**Exercise aim**
Return every line from the records below that has the word "どこでもキャビネット".

Data listing Block Start

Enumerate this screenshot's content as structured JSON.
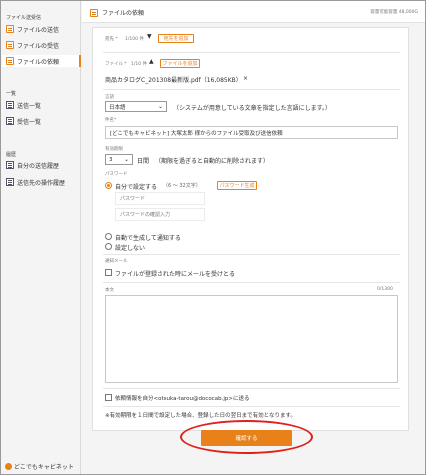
{
  "sidebar": {
    "section_send": "ファイル送受信",
    "items_send": [
      {
        "label": "ファイルの送信"
      },
      {
        "label": "ファイルの受信"
      },
      {
        "label": "ファイルの依頼"
      }
    ],
    "section_list": "一覧",
    "items_list": [
      {
        "label": "送信一覧"
      },
      {
        "label": "受信一覧"
      }
    ],
    "section_history": "履歴",
    "items_history": [
      {
        "label": "自分の送信履歴"
      },
      {
        "label": "送信先の操作履歴"
      }
    ],
    "logo_text": "どこでもキャビネット"
  },
  "header": {
    "title": "ファイルの依頼",
    "quota": "容量可能容量 48,000G"
  },
  "form": {
    "recipient_label": "宛先 *",
    "recipient_count": "1/100 件",
    "add_recipient_button": "宛先を追加",
    "file_label": "ファイル *",
    "file_count": "1/10 件",
    "add_file_button": "ファイルを追加",
    "file_name": "商品カタログC_201308最新版.pdf（16,085KB）",
    "file_remove": "×",
    "language_label": "言語",
    "language_value": "日本語",
    "language_note": "（システムが用意している文章を指定した言語にします。）",
    "subject_label": "件名*",
    "subject_value": "[どこでもキャビネット] 大塚太郎 様からのファイル受取及び送信依頼",
    "expiry_label": "有効期限",
    "expiry_value": "3",
    "expiry_unit": "日間",
    "expiry_note": "（期限を過ぎると自動的に削除されます）",
    "password_label": "パスワード",
    "pw_option_self": "自分で設定する",
    "pw_option_self_hint": "（6 〜 32文字）",
    "pw_generate_button": "パスワード生成",
    "pw_field_placeholder": "パスワード",
    "pw_confirm_placeholder": "パスワードの確認入力",
    "pw_option_auto": "自動で生成して通知する",
    "pw_option_none": "設定しない",
    "notify_label": "通知メール",
    "notify_text": "ファイルが登録された時にメールを受けとる",
    "body_label": "本文",
    "body_counter": "0/1300",
    "copy_text": "依頼情報を自分<otsuka-tarou@dococab.jp>に送る",
    "note": "※有効期限を１日間で設定した場合、登録した日の翌日まで有効となります。",
    "confirm_button": "確認する"
  }
}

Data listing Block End

**Output below**
    "logo_text": "どこでもキャビネット"
    "subject_value": "[どこでもキャビネット] 大塚太郎 様からのファイル受取及び送信依頼",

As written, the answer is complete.